A U.S. prosecutor told a jury that greed drove hedge fund manager Raj Rajaratnam to establish a corrupt network of people to trade on inside information and make millions in illegal profits, as the trial got under way in the biggest Wall Street insider trading case in a generation.
Rajaratnam, sitting impassively as prosecutor Jonathan Streeter spoke, went on trial in New York on Wednesday in a high-stakes clash with the government. The U.S. Justice Department has made insider trading probes into the secretive hedge fund industry a priority, and the Rajaratnam prosecution is its signature case.
Greed and corruption. This is a case about that man right there, Raj Rajaratnam, using stolen business information to make tens of millions of dollars, Streeter, an assistant U.S. attorney, told the jury, gesturing toward Rajaratnam.
The Sri Lankan-born Rajaratnam, 53, sat with his seven lawyers. His chief defense lawyer, John Dowd, was to get his turn to address the jury later on Wednesday.
In the wood-paneled courtroom, the prosecutor stood at a podium in front of the jury, with dozens of white and brown cardboard document boxes and files piled in one corner, under the defense table and next to the prosecutors.
Streeter said Rajaratnam, founder of the Galleon Group hedge funds, obtained an illegal advantage over ordinary investors.
He exploited a corrupt network of people to obtain information about company secrets such as earnings and mergers, the prosecutor said.
SECRETS AND WIRETAPS
The 12 jurors, including a nurse, a graphic artist and a city transportation department employee, were chosen from a pool of about 150 people.
In a trial expected to last two months, the five men and seven women will hear about corporate secrets, wiretaps and cooperating witnesses who are expected to testify about illicit stock tips allegedly fed to the Galleon Group founder.
The government accuses Rajaratnam of reaping $45 million in illegal profit between 2003 and March 2009.
Rajaratnam's defense team will provide some insight into its trial strategy in the face of hundreds of secretly recorded phone calls and several friends who could testify for the prosecution. His lawyers contend that the government has significantly broadened its definition of insider trading.
Not since the mid-1980s has a Wall Street insider trading case grabbed such wide public attention. Then, speculator Ivan Boesky, Drexel Burnham Lambert and its junk bond chief, Michael Milken, were prosecution targets.

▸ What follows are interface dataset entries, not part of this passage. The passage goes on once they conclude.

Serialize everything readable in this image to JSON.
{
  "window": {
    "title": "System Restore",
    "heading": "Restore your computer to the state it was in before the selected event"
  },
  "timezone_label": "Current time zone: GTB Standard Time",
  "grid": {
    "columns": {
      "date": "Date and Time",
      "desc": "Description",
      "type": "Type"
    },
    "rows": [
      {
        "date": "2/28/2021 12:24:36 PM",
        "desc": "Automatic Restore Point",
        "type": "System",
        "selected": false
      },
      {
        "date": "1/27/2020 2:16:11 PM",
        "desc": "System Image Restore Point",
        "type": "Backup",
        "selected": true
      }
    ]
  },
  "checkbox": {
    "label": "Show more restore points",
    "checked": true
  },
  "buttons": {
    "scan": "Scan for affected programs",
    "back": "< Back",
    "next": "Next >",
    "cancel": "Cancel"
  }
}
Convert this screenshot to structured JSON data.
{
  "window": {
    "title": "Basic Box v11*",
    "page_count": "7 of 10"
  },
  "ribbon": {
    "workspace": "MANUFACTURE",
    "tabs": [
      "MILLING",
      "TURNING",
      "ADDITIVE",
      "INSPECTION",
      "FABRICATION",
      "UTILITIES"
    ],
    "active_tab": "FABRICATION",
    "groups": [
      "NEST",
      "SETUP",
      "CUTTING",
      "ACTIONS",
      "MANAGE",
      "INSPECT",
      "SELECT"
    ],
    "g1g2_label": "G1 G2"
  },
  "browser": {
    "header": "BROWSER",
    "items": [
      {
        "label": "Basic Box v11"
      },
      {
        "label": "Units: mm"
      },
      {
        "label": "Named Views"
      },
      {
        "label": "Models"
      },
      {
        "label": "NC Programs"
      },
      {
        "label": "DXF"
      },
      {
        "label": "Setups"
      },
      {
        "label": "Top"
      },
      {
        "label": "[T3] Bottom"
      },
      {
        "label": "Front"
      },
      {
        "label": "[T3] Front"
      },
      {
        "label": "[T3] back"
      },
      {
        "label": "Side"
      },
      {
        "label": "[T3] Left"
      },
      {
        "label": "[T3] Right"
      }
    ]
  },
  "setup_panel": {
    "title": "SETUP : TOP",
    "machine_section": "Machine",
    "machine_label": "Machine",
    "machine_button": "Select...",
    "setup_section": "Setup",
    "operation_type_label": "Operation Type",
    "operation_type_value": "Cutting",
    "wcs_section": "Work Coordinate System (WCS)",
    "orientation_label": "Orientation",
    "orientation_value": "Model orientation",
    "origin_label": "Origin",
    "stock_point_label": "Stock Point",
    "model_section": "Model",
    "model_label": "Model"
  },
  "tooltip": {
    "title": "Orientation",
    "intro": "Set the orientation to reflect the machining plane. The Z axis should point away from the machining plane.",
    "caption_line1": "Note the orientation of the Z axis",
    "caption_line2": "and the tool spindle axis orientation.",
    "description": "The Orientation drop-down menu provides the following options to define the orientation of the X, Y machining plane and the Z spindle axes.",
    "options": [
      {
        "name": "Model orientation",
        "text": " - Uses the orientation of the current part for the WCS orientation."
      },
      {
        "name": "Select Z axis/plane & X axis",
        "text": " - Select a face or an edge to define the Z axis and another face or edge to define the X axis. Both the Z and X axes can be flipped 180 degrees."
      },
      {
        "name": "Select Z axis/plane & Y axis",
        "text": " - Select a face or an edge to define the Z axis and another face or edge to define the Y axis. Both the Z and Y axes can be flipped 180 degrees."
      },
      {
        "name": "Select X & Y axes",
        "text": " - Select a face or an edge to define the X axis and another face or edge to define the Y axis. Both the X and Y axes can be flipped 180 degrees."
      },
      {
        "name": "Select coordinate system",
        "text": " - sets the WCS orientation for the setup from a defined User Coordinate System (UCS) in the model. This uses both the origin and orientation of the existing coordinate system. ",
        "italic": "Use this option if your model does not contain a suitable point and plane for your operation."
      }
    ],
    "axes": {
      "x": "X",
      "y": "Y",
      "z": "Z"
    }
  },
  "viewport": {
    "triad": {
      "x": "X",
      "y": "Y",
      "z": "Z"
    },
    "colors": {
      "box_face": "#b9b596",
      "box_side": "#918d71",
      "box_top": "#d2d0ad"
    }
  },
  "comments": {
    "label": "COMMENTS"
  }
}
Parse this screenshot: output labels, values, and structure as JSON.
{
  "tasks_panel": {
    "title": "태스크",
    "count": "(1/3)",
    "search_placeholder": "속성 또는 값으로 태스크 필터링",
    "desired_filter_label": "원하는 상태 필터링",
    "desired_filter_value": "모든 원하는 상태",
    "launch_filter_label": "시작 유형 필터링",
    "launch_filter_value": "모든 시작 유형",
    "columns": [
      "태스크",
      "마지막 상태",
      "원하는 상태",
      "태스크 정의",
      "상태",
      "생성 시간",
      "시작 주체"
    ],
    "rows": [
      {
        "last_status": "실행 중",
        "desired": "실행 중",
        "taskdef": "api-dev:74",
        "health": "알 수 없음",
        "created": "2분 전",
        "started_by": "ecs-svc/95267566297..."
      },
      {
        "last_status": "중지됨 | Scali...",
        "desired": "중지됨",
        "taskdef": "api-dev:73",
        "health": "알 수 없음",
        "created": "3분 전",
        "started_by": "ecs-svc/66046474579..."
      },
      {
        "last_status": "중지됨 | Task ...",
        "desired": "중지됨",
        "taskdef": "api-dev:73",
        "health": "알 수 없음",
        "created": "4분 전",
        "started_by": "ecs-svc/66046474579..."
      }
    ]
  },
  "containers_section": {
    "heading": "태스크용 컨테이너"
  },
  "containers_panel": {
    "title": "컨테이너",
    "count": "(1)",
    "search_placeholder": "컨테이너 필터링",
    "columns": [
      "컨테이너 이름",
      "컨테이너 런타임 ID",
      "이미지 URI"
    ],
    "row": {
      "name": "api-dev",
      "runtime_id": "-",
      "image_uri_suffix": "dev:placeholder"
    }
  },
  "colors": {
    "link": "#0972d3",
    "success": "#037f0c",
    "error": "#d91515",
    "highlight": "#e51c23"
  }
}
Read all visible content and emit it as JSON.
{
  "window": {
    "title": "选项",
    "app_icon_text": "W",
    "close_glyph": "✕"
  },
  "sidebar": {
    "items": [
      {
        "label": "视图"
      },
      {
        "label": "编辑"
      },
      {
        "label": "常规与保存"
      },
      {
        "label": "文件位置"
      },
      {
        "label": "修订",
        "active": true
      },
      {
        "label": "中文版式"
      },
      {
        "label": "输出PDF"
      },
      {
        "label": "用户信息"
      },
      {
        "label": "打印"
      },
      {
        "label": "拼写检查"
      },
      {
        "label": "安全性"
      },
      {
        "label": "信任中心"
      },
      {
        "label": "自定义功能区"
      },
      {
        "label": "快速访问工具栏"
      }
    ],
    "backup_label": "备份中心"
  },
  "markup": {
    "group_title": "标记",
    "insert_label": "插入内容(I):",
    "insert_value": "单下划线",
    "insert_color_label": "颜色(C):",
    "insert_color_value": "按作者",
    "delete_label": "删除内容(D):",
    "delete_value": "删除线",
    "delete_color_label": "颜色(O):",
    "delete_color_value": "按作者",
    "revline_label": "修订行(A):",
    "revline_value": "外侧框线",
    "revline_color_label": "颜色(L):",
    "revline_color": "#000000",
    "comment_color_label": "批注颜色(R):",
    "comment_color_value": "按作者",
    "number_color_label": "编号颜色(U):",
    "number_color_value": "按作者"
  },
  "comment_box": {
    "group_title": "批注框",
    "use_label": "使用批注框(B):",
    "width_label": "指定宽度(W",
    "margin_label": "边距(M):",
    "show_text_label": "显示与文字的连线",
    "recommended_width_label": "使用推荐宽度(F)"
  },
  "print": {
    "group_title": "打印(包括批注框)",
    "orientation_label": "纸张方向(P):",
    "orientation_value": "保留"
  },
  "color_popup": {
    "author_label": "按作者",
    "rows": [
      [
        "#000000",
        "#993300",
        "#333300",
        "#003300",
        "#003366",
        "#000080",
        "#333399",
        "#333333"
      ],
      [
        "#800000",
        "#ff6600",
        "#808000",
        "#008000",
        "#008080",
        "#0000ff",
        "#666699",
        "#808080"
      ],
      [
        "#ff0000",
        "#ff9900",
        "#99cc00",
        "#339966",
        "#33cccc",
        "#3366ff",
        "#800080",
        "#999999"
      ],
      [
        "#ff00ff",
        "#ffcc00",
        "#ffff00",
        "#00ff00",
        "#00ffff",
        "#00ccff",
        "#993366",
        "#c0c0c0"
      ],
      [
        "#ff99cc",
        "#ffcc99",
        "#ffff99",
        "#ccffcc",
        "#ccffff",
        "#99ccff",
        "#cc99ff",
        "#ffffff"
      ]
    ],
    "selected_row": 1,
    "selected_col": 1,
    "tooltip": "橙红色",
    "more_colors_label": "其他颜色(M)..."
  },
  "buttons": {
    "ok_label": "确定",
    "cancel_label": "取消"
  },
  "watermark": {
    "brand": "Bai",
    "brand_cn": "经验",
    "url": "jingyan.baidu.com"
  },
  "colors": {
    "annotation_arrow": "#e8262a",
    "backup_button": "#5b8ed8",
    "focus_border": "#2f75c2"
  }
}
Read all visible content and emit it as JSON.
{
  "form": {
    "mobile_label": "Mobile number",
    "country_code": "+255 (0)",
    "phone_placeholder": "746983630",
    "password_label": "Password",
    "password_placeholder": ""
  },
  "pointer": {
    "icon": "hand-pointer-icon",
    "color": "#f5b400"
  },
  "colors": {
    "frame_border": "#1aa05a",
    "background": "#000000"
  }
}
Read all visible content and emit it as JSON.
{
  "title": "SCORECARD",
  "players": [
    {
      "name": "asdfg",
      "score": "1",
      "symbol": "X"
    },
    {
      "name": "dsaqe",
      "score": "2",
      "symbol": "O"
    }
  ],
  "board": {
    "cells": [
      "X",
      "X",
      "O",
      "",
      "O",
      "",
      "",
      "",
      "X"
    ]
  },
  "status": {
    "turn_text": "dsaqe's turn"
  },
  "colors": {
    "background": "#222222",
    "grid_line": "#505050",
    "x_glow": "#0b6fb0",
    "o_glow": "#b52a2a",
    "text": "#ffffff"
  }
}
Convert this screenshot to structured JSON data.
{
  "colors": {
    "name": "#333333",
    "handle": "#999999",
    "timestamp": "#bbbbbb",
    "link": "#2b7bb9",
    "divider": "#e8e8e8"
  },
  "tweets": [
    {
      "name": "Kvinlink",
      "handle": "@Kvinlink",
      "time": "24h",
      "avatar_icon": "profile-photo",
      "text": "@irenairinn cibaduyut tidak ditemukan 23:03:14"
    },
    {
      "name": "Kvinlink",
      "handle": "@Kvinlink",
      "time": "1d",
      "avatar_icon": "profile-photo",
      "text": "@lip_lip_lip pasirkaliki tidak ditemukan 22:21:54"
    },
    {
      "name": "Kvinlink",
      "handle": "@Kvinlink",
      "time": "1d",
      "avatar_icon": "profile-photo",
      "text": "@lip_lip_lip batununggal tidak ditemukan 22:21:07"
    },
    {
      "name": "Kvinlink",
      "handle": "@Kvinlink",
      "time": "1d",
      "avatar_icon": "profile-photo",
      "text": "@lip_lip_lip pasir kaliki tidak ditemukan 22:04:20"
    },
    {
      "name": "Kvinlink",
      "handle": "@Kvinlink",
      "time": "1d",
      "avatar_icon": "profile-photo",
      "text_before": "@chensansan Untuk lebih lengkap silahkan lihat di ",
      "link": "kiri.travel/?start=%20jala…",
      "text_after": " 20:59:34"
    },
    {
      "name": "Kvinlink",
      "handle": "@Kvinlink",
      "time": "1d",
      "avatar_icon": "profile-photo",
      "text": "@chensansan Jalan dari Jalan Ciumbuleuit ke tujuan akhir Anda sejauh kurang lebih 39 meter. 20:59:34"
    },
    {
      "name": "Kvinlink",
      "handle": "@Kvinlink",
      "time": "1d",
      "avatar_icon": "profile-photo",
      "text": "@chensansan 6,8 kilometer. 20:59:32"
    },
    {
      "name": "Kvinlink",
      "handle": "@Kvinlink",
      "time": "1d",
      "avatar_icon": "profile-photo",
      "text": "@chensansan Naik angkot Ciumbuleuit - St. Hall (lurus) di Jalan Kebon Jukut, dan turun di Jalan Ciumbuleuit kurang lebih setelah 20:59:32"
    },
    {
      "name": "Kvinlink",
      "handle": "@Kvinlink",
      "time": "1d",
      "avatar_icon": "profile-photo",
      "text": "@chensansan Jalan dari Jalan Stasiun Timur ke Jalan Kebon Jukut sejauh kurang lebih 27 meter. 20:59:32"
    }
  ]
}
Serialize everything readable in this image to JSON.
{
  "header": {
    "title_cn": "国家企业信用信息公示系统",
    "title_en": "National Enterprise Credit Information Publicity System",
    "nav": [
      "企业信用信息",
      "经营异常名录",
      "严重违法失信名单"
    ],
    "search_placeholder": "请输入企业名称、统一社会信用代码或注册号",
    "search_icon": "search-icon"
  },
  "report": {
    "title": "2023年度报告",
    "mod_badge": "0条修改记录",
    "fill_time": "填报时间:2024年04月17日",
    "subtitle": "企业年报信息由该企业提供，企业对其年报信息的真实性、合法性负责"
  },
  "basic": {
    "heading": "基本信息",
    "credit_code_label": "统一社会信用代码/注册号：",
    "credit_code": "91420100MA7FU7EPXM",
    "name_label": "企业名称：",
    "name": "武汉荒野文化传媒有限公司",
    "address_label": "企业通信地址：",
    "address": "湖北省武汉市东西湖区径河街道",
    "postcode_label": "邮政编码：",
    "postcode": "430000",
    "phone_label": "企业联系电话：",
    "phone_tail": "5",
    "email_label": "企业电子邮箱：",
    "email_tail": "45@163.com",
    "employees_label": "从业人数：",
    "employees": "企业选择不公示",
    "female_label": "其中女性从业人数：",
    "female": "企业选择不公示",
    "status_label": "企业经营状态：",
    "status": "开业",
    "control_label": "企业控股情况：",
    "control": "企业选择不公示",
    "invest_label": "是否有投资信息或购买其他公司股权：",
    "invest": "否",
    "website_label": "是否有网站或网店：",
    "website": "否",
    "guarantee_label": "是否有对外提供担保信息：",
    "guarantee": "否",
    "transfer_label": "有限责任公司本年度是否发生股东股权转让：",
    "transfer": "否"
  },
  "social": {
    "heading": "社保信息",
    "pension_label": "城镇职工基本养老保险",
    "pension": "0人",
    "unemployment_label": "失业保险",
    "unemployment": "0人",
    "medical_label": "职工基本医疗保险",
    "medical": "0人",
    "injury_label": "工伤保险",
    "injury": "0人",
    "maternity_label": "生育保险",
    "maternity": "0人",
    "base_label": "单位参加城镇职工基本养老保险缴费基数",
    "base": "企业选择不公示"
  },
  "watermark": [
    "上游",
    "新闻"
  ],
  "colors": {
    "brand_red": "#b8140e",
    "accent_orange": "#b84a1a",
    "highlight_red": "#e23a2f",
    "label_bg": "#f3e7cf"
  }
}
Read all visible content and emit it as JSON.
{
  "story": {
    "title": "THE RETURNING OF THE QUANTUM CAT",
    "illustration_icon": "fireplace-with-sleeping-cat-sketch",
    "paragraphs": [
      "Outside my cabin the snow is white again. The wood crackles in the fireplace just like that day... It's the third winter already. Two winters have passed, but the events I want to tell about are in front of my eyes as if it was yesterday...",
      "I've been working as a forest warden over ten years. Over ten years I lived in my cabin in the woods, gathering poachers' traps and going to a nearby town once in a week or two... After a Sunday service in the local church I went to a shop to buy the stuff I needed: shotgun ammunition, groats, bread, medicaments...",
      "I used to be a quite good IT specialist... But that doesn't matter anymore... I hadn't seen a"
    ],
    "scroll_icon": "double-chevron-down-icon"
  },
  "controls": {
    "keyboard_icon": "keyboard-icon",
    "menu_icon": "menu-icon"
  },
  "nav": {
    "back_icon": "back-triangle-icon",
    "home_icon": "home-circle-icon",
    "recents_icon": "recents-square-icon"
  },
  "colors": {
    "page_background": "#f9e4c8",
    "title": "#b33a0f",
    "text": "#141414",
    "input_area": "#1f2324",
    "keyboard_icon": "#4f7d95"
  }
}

Jury selection, which began on Tuesday, went relatively quickly for such a high-profile case.
At one point during U.S. District Judge Richard Holwell's questioning of prospective jurors, a 47-year-old woman said she only watches comedies on TV and Holwell responded, I agree.
One prospective juror said he did not read newspapers because he found them to be depressing.
Everyone in the courtroom laughed when another recounted watching Two and A Half Men, the TV show that fired actor Charlie Sheen after his rants about the show's creator.
Asked what she liked to do in her free time, one said jury duty bringing laughter. She is on the panel.
But the case is no laughing matter for Rajaratnam, who could go to prison for 20 years if convicted of the most serious charge of securities fraud.
Since arresting Rajaratnam in October 2009 and announcing criminal charges against 26 former traders, executives and lawyers, authorities have pressed on with what they call the biggest ever hedge fund insider trading probe.
Nineteen people have pleaded guilty in the Galleon case. It stands apart from past insider trading investigations because of the government's wide-scale use of phone taps. Jurors will hear up to 173 audio recordings during the trial.
The case is USA v Raj Rajaratnam, U.S. District Court for the Southern District of New York, No. 09-01184.
(Additional reporting by Basil Katz, editing by Andrew Marshall, Dave Zimmerman, Gary Hill)